ON Feb. 20, 1990, Federal Reserve Board chairman Alan Greenspan told Congress that "available indicators of near-term economic performance suggest that the weakest point [in economic activity] may have passed." He was wrong, of course. The economy entered a recession last July. That slump, despite the drop in the unemployment rate for April announced last Friday, may not be over.
As spelled out by Mr. Greenspan, the goal of the Fed's policymaking body early last year was "to restrain growth in money and aggregate demand in coming years enough to establish a clear downward tilt to the trend of inflation and inflation expectations, while avoiding a recession."
Now there is no evidence that Fed economists and officials are better than anyone else in forecasting the twists and turns in the economy. So we can't really rap the Fed chairman for being inaccurate in his forecast.
Nor have we ever heard of a top Fed official saying something like this: "What this economy needs is a good recession." Even if some Fed officials thought a recession was necessary to cure the debt binge, the growing inflation, and the other excesses of the 1980s, it would not be politic to say so. Taking the chairman at his word, however, the recession was unexpected and unsought, and perhaps deepened by the Gulf war shock on consumers.
Nonetheless, the Fed has been slow in countering this recession. It has gradually reduced interest rates, usually a quarter of a percentage point at a time. But it lagged in getting the nation's money supply - the fuel for the economy - to grow. Perhaps there was a bit of "macho" central banking present - Fed officials beating their chests and saying to themselves, "I'm tough in the battle against inflation, willing to take the heat of criticism for the national good." That's better than panicking and p umping money into the system like crazy, causing even more inflation. But there must be a middle ground.

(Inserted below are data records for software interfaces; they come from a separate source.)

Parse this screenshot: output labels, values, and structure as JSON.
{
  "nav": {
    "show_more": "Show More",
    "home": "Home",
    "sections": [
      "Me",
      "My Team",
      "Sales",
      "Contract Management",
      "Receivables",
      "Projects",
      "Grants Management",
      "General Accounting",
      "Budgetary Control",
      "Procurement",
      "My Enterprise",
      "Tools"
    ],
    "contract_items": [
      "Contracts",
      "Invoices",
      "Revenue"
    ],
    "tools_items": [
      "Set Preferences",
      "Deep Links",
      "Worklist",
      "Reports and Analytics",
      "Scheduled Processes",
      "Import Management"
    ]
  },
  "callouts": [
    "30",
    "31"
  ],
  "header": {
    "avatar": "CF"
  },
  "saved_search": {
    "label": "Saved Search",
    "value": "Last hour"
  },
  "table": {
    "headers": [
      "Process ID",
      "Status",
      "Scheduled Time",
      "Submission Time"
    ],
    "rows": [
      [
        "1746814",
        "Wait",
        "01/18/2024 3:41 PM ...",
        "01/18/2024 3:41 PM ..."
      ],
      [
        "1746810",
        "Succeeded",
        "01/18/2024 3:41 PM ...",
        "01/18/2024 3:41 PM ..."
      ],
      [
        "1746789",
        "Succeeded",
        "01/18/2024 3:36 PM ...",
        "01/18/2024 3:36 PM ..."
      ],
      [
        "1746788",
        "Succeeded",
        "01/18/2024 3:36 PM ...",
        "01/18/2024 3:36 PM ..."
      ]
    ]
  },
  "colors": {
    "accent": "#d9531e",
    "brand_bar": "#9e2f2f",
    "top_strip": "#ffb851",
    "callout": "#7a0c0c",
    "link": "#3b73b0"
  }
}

In any case, the Gulf war is past, and the money supply for the past three months has been growing at a good rate. Further, the Fed last week trimmed the discount rate it charges on loans to commercial banks, and these banks responded by cutting the prime interest rate they charge better customers to 8.5 percent from 9 percent. Those moves are welcome indeed. This recession already has lasted long enough to lower inflation and prompt some rethinking about the merits of overleveraging with debt.
Whether the recession will end by July, as most economists forecast, or later as some say, we wouldn't dare forecast. We hope it is sooner rather than later.